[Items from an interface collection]
Start of Block

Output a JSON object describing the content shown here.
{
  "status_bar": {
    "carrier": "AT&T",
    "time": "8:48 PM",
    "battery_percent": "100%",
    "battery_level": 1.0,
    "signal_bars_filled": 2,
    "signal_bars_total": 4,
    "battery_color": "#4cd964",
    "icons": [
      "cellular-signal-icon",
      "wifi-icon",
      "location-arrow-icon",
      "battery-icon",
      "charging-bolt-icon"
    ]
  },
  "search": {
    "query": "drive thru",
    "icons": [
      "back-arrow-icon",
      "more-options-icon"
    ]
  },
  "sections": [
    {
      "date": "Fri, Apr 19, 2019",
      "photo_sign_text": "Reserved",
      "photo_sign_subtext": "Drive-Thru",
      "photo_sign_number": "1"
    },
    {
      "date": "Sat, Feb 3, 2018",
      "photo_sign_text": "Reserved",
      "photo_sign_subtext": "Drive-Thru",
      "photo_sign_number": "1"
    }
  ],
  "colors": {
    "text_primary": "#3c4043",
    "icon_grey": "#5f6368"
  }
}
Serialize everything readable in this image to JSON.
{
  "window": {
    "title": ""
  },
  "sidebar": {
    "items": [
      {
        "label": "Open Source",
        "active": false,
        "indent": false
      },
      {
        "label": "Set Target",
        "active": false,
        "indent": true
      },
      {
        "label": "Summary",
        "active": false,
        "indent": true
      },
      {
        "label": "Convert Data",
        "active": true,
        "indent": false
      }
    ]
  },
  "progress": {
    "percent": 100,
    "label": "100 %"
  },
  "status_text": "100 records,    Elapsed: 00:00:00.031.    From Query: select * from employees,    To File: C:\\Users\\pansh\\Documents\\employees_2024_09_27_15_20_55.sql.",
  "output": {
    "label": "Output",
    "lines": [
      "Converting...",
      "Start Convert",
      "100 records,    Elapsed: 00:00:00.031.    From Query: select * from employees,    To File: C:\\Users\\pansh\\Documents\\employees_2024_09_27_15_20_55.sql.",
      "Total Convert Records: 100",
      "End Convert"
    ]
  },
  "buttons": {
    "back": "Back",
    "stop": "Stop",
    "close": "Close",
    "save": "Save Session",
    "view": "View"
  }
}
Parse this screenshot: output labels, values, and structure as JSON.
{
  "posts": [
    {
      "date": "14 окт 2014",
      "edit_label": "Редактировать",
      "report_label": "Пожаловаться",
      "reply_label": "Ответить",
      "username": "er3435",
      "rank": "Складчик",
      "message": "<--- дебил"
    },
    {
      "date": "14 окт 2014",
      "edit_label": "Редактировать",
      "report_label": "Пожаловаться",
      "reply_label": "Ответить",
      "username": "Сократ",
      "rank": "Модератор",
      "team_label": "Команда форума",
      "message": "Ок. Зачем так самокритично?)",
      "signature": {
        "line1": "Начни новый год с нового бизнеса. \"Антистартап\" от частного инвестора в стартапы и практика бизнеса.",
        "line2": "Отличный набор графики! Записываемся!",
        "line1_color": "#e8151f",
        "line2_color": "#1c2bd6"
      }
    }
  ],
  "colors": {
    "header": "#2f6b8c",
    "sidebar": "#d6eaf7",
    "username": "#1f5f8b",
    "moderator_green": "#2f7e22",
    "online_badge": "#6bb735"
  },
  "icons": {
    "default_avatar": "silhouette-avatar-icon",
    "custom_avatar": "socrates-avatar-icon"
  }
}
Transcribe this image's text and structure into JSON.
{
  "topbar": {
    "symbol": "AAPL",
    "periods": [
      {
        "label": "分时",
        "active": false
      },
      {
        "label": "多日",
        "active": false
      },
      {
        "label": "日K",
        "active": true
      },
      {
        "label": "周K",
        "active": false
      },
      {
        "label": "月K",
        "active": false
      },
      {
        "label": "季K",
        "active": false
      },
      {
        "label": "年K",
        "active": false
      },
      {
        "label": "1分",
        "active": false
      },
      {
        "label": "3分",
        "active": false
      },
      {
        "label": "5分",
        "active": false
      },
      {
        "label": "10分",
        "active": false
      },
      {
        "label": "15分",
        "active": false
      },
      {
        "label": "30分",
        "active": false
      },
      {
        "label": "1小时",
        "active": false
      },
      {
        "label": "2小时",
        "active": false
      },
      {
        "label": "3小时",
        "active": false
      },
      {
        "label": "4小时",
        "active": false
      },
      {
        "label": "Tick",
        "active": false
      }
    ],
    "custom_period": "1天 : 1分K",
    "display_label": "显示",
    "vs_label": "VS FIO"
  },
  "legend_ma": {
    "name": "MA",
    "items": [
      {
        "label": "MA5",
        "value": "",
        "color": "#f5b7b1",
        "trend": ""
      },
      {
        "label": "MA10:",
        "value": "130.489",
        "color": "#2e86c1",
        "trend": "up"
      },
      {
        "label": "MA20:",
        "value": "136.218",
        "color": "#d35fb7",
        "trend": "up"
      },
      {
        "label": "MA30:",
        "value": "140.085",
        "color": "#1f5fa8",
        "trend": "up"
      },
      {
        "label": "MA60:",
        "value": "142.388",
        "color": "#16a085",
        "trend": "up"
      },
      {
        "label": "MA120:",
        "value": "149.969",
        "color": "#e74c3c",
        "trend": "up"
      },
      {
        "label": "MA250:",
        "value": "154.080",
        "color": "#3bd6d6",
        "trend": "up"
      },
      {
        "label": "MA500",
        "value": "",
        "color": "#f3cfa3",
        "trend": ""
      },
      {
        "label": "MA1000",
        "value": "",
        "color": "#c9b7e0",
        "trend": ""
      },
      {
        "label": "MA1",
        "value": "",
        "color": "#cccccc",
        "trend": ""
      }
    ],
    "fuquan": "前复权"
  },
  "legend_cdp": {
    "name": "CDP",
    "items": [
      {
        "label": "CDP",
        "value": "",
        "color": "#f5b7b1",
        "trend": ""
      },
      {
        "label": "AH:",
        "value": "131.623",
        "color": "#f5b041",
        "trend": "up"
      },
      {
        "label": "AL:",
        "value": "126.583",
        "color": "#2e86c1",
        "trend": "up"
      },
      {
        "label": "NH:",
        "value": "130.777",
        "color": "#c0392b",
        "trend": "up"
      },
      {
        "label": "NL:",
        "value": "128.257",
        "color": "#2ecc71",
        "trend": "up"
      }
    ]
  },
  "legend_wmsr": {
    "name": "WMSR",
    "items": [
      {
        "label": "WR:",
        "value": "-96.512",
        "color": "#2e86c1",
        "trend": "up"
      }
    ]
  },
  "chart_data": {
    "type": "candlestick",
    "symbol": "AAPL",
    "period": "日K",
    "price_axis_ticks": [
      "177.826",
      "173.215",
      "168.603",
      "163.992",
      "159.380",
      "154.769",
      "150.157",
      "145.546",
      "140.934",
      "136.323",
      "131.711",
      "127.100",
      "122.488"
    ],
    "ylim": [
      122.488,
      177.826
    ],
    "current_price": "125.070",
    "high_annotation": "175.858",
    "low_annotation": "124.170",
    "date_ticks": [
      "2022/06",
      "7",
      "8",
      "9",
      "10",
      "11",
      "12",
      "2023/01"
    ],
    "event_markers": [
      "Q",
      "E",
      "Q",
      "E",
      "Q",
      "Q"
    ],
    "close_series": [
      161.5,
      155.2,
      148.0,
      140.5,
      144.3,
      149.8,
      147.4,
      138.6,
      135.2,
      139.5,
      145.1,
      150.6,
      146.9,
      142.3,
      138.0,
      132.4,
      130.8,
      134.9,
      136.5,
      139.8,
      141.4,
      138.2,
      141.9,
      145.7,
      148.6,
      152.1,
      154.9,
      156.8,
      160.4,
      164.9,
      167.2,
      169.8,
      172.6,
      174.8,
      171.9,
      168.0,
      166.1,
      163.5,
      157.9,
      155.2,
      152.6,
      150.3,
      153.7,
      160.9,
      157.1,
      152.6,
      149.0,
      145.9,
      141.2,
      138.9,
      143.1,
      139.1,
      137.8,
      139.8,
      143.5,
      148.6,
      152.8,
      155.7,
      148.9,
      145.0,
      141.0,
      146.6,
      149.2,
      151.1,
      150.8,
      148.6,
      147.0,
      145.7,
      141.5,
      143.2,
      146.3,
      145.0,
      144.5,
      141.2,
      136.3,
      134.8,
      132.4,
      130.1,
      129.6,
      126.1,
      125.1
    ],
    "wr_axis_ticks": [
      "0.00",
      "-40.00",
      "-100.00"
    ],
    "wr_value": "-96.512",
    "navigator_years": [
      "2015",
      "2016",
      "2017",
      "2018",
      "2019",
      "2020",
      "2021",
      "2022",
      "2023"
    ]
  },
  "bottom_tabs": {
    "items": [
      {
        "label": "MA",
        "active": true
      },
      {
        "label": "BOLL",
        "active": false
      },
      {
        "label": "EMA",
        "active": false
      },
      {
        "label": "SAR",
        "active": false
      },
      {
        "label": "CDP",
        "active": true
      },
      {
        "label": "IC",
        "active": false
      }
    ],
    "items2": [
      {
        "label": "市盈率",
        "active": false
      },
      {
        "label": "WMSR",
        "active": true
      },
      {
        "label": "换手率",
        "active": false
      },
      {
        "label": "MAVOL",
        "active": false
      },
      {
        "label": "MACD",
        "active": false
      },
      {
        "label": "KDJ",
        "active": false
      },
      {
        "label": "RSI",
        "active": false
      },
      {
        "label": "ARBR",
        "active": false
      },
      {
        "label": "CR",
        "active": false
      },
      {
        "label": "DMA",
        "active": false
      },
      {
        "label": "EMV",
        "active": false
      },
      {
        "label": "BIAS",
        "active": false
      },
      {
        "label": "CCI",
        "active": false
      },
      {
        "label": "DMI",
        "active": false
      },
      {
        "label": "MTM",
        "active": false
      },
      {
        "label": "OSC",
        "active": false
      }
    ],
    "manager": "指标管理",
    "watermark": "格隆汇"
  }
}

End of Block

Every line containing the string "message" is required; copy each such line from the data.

      "message": "<--- дебил"
      "message": "Ок. Зачем так самокритично?)",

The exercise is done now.